That’s when the problems started.
Upon finalizing my purchase, the site sent me to a completely blank page. I could see the URL at the top of my browser window but there was no information being displayed, not even a 404 error, so I had no idea if my transaction went through.
After waiting five minutes for an order confirmation email, I contacted customer support via live chat to explain what had happened and see if my order was complete. The live chat agent informed me that there was no record of my transaction and suggested I try again…using Internet Explorer…because their site doesn’t work as well on browsers like Chrome or Safari.
Since this isn’t 2009, I didn’t have IE installed on my computer so I grabbed my phone and hit the company’s mobile site. It wasn’t the smoothest shopping experience I’d had in my life but was able to buy the shoes, after which I received an order confirmation email that explained I would receive a second email within 60-90 minutes notifying me my order was ready for pickup.
About an hour later I received a second email, but rather than saying my shoes were ready it regretfully informed me the item was no longer available, that my money would be refunded, and that I should call their Customer Support team if I needed help choosing an alternate item.
I called the number listed in the email and after a ten minute wait was connected with a very nice customer service rep. I explained my predicament and asked if any other stores in the area had the shoe in the size I needed. He told me he wasn’t sure because he was ecommerce support and only had visibility into distribution center inventory, not store inventory. He suggested I call each individual store and ask. I didn’t have that kind of time, so instead jumped in my car and drove to the store I had originally placed my order with, knowing they didn’t have the shoe I wanted but figuring I’d be able to find a reasonable alternative.
Upon entering the store, I made a bee-line to the kid’s section to start my shopping and the first shoe my eyes settled on was, you guessed it, the exact pair I ordered online. The very pair I was told wasn’t in stock any longer. I asked an associate if they had it in the size I needed, to which he replied: “I’m sure we do, we have a ton of these in stock.” He went into the back and returned two minutes later with the shoes, which I promptly paid for and then left.

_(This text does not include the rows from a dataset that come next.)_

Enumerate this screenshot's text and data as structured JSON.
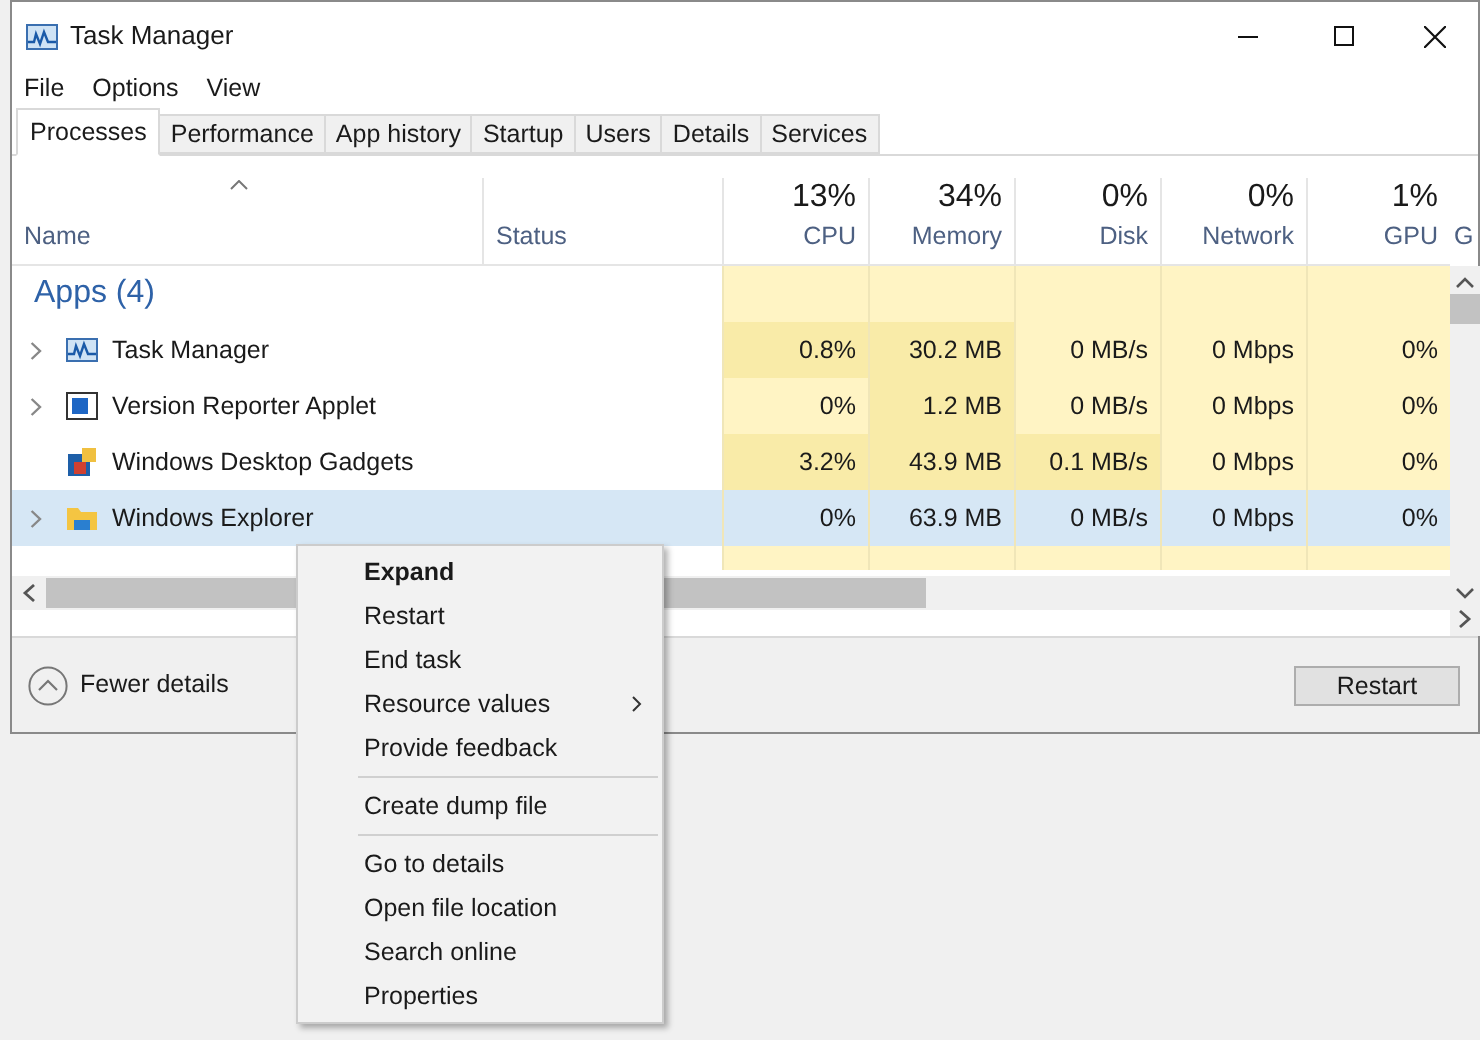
{
  "window": {
    "title": "Task Manager"
  },
  "menu": [
    "File",
    "Options",
    "View"
  ],
  "tabs": [
    {
      "label": "Processes",
      "selected": true
    },
    {
      "label": "Performance",
      "selected": false
    },
    {
      "label": "App history",
      "selected": false
    },
    {
      "label": "Startup",
      "selected": false
    },
    {
      "label": "Users",
      "selected": false
    },
    {
      "label": "Details",
      "selected": false
    },
    {
      "label": "Services",
      "selected": false
    }
  ],
  "columns": [
    {
      "label": "Name"
    },
    {
      "label": "Status"
    },
    {
      "label": "CPU",
      "total": "13%"
    },
    {
      "label": "Memory",
      "total": "34%"
    },
    {
      "label": "Disk",
      "total": "0%"
    },
    {
      "label": "Network",
      "total": "0%"
    },
    {
      "label": "GPU",
      "total": "1%"
    },
    {
      "label": "G"
    }
  ],
  "group": {
    "label": "Apps (4)"
  },
  "rows": [
    {
      "name": "Task Manager",
      "expandable": true,
      "selected": false,
      "cells": [
        {
          "text": "0.8%",
          "color": "#f9eba8"
        },
        {
          "text": "30.2 MB",
          "color": "#f9eba8"
        },
        {
          "text": "0 MB/s",
          "color": "#fff4c4"
        },
        {
          "text": "0 Mbps",
          "color": "#fff4c4"
        },
        {
          "text": "0%",
          "color": "#fff4c4"
        }
      ]
    },
    {
      "name": "Version Reporter Applet",
      "expandable": true,
      "selected": false,
      "cells": [
        {
          "text": "0%",
          "color": "#fff4c4"
        },
        {
          "text": "1.2 MB",
          "color": "#f9eba8"
        },
        {
          "text": "0 MB/s",
          "color": "#fff4c4"
        },
        {
          "text": "0 Mbps",
          "color": "#fff4c4"
        },
        {
          "text": "0%",
          "color": "#fff4c4"
        }
      ]
    },
    {
      "name": "Windows Desktop Gadgets",
      "expandable": false,
      "selected": false,
      "cells": [
        {
          "text": "3.2%",
          "color": "#f9eba8"
        },
        {
          "text": "43.9 MB",
          "color": "#f9eba8"
        },
        {
          "text": "0.1 MB/s",
          "color": "#f9eba8"
        },
        {
          "text": "0 Mbps",
          "color": "#fff4c4"
        },
        {
          "text": "0%",
          "color": "#fff4c4"
        }
      ]
    },
    {
      "name": "Windows Explorer",
      "expandable": true,
      "selected": true,
      "cells": [
        {
          "text": "0%"
        },
        {
          "text": "63.9 MB"
        },
        {
          "text": "0 MB/s"
        },
        {
          "text": "0 Mbps"
        },
        {
          "text": "0%"
        }
      ]
    }
  ],
  "footer": {
    "fewer_details": "Fewer details",
    "button": "Restart"
  },
  "context_menu": [
    {
      "kind": "item",
      "label": "Expand",
      "bold": true,
      "submenu": false
    },
    {
      "kind": "item",
      "label": "Restart",
      "bold": false,
      "submenu": false
    },
    {
      "kind": "item",
      "label": "End task",
      "bold": false,
      "submenu": false
    },
    {
      "kind": "item",
      "label": "Resource values",
      "bold": false,
      "submenu": true
    },
    {
      "kind": "item",
      "label": "Provide feedback",
      "bold": false,
      "submenu": false
    },
    {
      "kind": "separator"
    },
    {
      "kind": "item",
      "label": "Create dump file",
      "bold": false,
      "submenu": false
    },
    {
      "kind": "separator"
    },
    {
      "kind": "item",
      "label": "Go to details",
      "bold": false,
      "submenu": false
    },
    {
      "kind": "item",
      "label": "Open file location",
      "bold": false,
      "submenu": false
    },
    {
      "kind": "item",
      "label": "Search online",
      "bold": false,
      "submenu": false
    },
    {
      "kind": "item",
      "label": "Properties",
      "bold": false,
      "submenu": false
    }
  ]
}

At the end of the day, the manner in which I bought the shoes would have been the same, for both me and the retailer, had this transaction taken place the same day my parents brought that VCR home in 1984. The fact the retailer has invested millions in its omnichannel strategy didn’t help either of us at all. In fact, this investment actually made things worse because it made completing my task more difficult and as a result cost them a customer.
So what are the key takeaways here? That Raiders of the Lost Ark is a slightly flawed but nonetheless brilliant movie? Certainly. But from a CX perspective: omnichannel done poorly can be more detrimental to your brand than omnichannel not done at all.
Let’s face it: your customers don’t care why you operate your call centers, stores and ecommerce units separately, or that the communication process between your mobile app development team and your store or branch network is challenging. All they care about is getting what they need from your business, when they need it, with as little effort as possible. For you, that means delivering an enriching and consistent experience across all channels.
So how do you deliver great omnichannel CX? The first step is both listening and acting on your VoC across channels and touchpoints in a connected and joined up manner. Only then can you find out about, diagnose, size and resolve the issues your customers face when they attempt to give you their money.
Are you guilty of the 10 signs of disconnected customer listening? Check out the OpinionLab strategy guide to find out.« Back to all CX LabNotes Blog